The cost of fire safety measures which councils and housing associations plan to introduce to high-rise buildings after the Grenfell tragedy has now reached at least £600m.
An argument is raging over who should pay for the work. The government says it will foot the bill for “essential” safety measures, but some councils and housing associations say there is confusion over who is liable.
The Greater Manchester High Rise Task Force, set up after Grenfell, calculates that the cost of fire wardens and replacing dangerous cladding across the city region has already reached £100m and is still rising.

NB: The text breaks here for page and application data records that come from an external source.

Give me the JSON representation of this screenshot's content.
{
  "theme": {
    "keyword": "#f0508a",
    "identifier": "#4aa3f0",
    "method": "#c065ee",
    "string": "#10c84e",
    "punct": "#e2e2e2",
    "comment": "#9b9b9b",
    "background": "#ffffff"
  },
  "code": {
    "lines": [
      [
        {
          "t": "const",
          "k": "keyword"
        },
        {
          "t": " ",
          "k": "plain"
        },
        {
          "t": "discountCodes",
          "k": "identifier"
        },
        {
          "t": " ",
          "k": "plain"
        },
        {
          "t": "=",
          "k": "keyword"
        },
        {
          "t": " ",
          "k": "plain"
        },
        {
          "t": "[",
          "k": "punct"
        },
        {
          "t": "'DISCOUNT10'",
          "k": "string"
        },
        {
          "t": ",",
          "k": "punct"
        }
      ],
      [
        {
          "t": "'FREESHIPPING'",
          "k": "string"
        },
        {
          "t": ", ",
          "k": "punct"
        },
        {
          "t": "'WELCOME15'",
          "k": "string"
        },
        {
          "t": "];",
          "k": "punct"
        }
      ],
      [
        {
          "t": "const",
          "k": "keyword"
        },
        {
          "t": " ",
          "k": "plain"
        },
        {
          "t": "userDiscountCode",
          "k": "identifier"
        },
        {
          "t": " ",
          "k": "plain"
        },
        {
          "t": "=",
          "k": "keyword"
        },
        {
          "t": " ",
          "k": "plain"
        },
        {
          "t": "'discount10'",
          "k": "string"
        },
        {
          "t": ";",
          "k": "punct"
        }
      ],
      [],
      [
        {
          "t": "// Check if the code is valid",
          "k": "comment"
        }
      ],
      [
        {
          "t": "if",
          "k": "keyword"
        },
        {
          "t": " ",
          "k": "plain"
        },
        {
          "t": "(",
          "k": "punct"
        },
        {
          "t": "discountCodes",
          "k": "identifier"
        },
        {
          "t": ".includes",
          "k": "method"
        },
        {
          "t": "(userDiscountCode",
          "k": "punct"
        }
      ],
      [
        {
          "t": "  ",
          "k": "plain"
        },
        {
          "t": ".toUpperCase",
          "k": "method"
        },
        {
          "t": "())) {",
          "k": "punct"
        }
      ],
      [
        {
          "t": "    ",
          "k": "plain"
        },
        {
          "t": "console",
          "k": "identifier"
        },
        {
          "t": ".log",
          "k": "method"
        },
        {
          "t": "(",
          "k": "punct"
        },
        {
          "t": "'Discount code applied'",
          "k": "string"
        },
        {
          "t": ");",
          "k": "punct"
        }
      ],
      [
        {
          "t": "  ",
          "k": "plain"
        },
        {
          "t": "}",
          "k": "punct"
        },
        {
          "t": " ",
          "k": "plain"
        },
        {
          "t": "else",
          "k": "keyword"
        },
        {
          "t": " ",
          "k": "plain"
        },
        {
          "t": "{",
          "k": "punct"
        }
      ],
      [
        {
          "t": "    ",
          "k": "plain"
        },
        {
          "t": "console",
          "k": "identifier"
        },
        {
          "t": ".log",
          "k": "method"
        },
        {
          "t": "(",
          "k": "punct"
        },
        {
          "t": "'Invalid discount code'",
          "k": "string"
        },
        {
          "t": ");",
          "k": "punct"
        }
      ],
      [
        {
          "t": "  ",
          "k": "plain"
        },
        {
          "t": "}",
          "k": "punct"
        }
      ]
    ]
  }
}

Salford alone has borrowed £25m to cover such work.
But there is still confusion and frustration at what should happen to blocks fitted with cladding that failed safety checks.
Tests revealed that more than 70 blocks in Greater Manchester had unsafe cladding, but in a number of buildings, removal work has stopped because the authorities say they don’t know what to put in its place.
At some towers, flammable tiles have only been partially removed, with fire wardens patrolling day and night until there is clarity on what steps to take.
After the fire in North Kensington last June, checks in tower blocks across the UK revealed a range of safety issues that went beyond just dangerous cladding.
Many councils and housing associations say the advice they have received from fire chiefs is to retro-fit sprinklers in all their high-rise towers.
Some landlords are pushing ahead with such improvements, but others say central government must agree to pay before they commission the work.
In the days after the Grenfell tragedy, the prime minister said she would not and could not ask people to live in unsafe homes.
Six months on and many high-rise residents are still worried that’s exactly where they’ll be this Christmas.